Tom Allin is one such COO. The co-founder of Flown, a provider of productivity software, he says that his firm is “relatively young and small, so I have quite a broad remit, with a focus on finance, business development and wider growth.”
His counterparts in larger businesses may have to deal with a wider range of colleagues with starkly differing perspectives. While the marketing chief of a big company may be focused on bold exploration, for instance, the CFO may be far more interested in cost-efficiency. When such varying agendas come into conflict, the operational chief may need to take a delicate approach in helping the CEO to decide which voice is most worth heeding, Hutcheson notes.
“COOs can think of themselves as producers in a recording studio, listening carefully and deciding when to fade down one sound and bring in another,” he says.
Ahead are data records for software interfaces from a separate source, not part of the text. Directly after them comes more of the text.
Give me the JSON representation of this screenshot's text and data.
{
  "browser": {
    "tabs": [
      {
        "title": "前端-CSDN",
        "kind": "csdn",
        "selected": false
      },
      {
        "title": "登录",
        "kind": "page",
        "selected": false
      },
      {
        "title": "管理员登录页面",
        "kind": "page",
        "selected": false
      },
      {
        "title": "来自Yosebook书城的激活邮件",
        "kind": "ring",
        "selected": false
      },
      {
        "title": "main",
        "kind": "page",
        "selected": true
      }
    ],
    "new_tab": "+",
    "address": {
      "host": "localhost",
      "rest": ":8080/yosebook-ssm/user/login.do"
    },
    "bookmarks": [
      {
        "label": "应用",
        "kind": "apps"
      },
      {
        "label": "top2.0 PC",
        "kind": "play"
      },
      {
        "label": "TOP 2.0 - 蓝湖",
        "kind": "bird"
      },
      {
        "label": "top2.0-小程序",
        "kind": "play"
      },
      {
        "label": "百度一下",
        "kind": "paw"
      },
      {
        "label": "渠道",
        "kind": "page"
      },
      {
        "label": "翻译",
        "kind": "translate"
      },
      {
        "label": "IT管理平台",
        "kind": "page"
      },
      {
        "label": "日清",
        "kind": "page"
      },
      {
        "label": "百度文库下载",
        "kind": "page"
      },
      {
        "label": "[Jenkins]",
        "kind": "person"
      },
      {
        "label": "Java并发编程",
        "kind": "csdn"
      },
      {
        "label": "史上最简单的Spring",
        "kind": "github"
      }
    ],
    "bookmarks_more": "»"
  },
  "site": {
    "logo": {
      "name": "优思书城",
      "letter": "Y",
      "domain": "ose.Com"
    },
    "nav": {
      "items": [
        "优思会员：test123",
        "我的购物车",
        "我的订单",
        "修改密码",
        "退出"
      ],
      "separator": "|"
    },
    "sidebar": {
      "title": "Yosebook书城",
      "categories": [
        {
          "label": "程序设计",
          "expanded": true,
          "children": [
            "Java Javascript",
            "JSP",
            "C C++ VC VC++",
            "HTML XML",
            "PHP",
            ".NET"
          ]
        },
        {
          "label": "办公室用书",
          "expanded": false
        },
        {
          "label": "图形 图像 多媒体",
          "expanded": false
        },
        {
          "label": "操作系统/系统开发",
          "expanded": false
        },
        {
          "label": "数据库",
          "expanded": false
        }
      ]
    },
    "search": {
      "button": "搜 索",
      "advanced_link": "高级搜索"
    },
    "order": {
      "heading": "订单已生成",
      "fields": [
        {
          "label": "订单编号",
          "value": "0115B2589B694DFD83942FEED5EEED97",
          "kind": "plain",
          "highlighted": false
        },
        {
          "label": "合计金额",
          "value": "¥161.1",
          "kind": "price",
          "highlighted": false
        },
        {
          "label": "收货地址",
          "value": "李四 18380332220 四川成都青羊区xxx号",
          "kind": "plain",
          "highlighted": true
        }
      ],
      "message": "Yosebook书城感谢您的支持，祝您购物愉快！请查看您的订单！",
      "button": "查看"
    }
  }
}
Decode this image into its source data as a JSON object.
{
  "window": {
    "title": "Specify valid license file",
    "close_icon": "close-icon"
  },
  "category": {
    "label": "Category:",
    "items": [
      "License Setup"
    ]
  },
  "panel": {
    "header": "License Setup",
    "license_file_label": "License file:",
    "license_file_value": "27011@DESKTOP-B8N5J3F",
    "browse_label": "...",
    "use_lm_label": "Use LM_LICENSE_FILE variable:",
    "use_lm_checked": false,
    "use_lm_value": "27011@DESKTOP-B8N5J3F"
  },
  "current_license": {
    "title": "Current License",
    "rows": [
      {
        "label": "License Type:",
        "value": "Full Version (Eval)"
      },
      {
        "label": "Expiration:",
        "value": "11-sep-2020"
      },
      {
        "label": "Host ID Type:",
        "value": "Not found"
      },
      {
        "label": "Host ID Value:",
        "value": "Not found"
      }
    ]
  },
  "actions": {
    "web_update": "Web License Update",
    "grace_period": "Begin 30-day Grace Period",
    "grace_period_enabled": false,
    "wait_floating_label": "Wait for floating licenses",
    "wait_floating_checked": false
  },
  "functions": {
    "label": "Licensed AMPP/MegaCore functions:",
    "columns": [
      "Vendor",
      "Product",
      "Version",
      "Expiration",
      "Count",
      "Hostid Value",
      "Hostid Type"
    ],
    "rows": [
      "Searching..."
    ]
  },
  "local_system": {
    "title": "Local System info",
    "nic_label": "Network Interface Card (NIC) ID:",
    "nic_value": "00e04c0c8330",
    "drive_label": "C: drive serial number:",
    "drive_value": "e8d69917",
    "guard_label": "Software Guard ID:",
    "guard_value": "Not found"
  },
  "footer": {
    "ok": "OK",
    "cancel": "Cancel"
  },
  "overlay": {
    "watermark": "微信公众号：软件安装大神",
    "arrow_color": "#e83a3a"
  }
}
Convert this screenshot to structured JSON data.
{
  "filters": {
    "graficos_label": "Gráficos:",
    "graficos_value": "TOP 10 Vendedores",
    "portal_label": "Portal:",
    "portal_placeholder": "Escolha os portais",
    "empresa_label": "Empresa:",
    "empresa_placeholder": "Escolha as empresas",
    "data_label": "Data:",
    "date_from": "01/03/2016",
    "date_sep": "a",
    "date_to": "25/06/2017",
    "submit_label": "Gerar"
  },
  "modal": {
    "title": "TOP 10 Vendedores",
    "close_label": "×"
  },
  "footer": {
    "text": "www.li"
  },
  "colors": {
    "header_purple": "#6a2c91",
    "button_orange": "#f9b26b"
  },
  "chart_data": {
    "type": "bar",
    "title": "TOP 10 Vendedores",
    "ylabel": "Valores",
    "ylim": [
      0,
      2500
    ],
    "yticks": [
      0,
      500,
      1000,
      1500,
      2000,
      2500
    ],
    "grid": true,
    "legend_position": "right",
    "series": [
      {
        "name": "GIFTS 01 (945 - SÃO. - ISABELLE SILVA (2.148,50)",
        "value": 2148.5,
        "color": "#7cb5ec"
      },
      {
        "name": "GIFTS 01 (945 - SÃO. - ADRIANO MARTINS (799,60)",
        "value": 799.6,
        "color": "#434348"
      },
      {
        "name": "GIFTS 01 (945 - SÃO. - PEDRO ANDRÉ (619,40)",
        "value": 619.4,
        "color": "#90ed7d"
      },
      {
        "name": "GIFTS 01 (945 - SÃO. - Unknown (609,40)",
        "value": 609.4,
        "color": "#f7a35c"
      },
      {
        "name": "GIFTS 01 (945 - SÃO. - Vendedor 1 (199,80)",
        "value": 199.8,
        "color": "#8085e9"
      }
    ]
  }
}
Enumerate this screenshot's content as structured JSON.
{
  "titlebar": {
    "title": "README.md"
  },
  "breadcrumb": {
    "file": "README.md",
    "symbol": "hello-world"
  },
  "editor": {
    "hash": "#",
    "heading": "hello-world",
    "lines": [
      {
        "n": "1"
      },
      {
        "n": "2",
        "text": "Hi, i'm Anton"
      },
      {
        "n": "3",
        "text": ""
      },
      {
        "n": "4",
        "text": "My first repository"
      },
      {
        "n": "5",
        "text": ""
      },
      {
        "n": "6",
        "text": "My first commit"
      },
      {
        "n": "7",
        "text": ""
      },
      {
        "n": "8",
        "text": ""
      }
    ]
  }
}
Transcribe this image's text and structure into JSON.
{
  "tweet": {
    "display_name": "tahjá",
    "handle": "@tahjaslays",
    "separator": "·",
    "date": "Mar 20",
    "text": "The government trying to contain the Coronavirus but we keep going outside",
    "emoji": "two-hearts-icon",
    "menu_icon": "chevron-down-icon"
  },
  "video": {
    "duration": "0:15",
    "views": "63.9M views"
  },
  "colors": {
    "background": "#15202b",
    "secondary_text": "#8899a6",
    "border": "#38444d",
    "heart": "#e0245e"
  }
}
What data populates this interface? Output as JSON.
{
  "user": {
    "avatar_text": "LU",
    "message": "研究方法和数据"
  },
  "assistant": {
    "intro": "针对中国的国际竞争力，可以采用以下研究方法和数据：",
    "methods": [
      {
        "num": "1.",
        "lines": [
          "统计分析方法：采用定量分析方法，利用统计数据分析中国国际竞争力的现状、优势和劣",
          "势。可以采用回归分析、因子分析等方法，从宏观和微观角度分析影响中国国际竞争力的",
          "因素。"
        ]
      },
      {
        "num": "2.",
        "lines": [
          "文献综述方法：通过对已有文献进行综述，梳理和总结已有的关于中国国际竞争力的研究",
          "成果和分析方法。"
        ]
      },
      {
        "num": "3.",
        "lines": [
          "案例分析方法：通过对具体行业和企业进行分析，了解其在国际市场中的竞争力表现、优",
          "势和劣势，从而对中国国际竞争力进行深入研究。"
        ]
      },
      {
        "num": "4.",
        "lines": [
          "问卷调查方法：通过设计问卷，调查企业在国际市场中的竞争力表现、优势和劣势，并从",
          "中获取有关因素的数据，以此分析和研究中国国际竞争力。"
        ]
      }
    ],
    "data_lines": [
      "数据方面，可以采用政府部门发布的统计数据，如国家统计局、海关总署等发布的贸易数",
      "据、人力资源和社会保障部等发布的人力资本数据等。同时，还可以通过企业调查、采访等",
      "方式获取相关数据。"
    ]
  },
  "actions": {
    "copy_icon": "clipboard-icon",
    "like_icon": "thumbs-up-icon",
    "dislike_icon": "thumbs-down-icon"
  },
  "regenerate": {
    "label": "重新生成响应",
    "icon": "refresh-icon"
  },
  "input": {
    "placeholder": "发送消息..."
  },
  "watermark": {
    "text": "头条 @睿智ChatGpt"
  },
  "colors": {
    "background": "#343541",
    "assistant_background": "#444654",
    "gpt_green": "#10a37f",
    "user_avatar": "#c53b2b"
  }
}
Heneker says that, whenever the sensitive topic of sustainability arises, there may be a fierce debate about the right direction to take. In such situations, COOs “will need to make a pincer movement. This includes appealing to the human, ethical side of fellow C-suite members and their long-term financial side too.”
4. ‘Walk the floor’ regularly
Even though 2022’s superheated recruitment market is starting to cool, the fierce competition for talent has prompted many HR chiefs to focus on employee satisfaction. COOs are uniquely placed to help them assess the situation, given that their role entails regularly meeting staff at all levels. They can listen to people and discover which factors are keeping them at the company and which may be prompting them to look elsewhere for employment.
In his former job as general manager at YouGov, Leet took his laptop from the executive office and sat among different teams. He is replicating the approach at Delineate.
“The more a COO can stand in the shoes of different employees, the more chance their business has of being strong on staff retention,” Leet explains. “People are uncertain at first about having the boss around, but they warm to it once they see that they can talk to me about anything.”
Given the rise of hybrid working in the UK, operational chiefs may need to be more proactive about holding these useful face-to-face conversations because people are spending less time together in the office. They may also need to make time to conduct short video meetings with remote workers if they’re to gain useful insights from a broad range of employees.
5. Get closer to the customers
Millions of consumers and businesses are keeping a closer eye on what they’re buying and how much they’re spending on it. Faced with this widespread belt-tightening exercise, COOs need to review all the models underpinning the products, services and customer experiences offered by their firms.
For Allin, the key here is to seek close interactions with Flown’s client base. He explains: “With the macroeconomic situation significantly affecting consumers’ disposable income and discretionary spending, we must maintain a high-quality customer experience.” Doing so entails retaining “an effective two-way dialogue with users” and adapting quickly to both their responses and broader trends in the market.
Leet predicts that COOs will focus increasingly on information that’s normally the preserve of marketing chiefs devising campaigns: brand-strength insights. His company tracks consumer sentiment using surveys and data on online searches and social media usage. It can then feed this information directly into businesses’ decision-making systems.
A smart operating chief can use such material to understand consumers’ changing expectations and “make the right choices for the short, medium and long term” regarding their firm’s position in its markets, Leet says.
Given their highly connected position, forward-thinking COOs will devour this and other information, applying it relentlessly to their work in planning and changing processes. It will enable them to play a leading role in their organisations’ preparation for, and adaptation to, whatever challenges await in 2023 and beyond.